Histaminergic and cholinergic neuron systems in the impairment of human thermoregulation during motion sickness
2010 (English)In: Brain Research Bulletin, ISSN 0361-9230, E-ISSN 1873-2747, Vol. 82, no 3-4, 193-200 p.Article in journal (Refereed) Published
Motion sickness (MS) exaggerates body cooling during cold-water immersion. The aim of the present study was to investigate whether such MS-induced predisposition to hypothermia is influenced by two anti-MS drugs: the histamine-receptor blocker dimenhydrinate (DMH) and the muscarine-receptor blocker scopolamine (Scop). Nine healthy male subjects were immersed in 15 degrees C water for a maximum of 90 min in five conditions: (1) control (CN): no medication, no MS provocation; (2) MS-control (MS-CN): no medication, MS provocation; (3) MS-placebo (MS-P): placebo DMH and placebo Scop, MS provocation; (4) MS-DMH: DMH and placebo Scop, MS provocation; (5) MS-Scop: Scop and placebo DMH, MS provocation. MS was induced by use of a rotating chair. Throughout the experiments rectal temperature (T-re), the difference in temperature between the non-immersed right forearm and third finger (T-ff) as an index of peripheral vasoconstriction, and oxygen uptake (VO2) as a measure of shivering thermogenesis, were recorded. DMH and Scop were similarly efficacious in ameliorating nausea. The fall in T-re was greater in the MS-CN and MS-P conditions than in the CN condition. DMH, but not Scop, prevented the MS-induced increase in body-core cooling. MS attenuated the cold-induced vasoconstriction, an effect which was fully prevented by DMH but only partially by Scop. MS provocation did not affect VO2 in any condition. The results suggest that the MS-induced predisposition to hypothermia is predominantly mediated by histaminergic mechanisms and that DMH might be useful in conjunction with maritime accidents or other scenarios where exposure to cold and MS are imminent features.
Place, publisher, year, edition, pages
2010. Vol. 82, no 3-4, 193-200 p.
Hypothermia, Histamine, Acetylcholine, Temperature regulation, Motion illness
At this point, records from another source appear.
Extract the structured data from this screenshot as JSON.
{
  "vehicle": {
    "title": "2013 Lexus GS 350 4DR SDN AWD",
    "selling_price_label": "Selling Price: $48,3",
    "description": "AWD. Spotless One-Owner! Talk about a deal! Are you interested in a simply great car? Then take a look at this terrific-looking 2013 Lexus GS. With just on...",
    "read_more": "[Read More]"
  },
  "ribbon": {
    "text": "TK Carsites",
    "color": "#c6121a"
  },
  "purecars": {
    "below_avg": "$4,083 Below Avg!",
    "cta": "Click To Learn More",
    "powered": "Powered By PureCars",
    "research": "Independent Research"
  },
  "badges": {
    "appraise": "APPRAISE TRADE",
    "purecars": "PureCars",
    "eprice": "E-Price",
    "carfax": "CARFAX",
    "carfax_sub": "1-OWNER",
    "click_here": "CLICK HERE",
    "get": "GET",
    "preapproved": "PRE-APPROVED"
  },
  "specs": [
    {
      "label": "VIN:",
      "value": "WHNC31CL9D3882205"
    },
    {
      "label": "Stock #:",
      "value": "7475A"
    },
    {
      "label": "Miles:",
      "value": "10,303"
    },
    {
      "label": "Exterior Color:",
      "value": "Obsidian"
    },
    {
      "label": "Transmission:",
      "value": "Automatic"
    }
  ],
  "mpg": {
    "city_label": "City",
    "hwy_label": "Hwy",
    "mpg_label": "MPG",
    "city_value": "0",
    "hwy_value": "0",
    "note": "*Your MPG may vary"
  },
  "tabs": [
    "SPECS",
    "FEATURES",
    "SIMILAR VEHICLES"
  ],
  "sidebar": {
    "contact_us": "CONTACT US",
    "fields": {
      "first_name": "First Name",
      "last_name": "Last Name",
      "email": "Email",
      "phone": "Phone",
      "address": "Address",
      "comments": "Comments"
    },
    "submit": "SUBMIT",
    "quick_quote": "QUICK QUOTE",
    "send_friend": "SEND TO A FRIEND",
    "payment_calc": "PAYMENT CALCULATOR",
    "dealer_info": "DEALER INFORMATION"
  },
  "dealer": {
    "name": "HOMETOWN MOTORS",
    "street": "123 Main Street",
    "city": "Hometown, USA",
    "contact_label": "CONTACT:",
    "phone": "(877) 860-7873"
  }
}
IdentifiersURN: urn:nbn:se:kth:diva-26360DOI: 10.1016/j.brainresbull.2010.04.004ISI: 000279972700007ScopusID: 2-s2.0-77953542507OAI: oai:DiVA.org:kth-26360DiVA: diva2:371999
QC 201011232010-11-232010-11-232010-11-23Bibliographically approved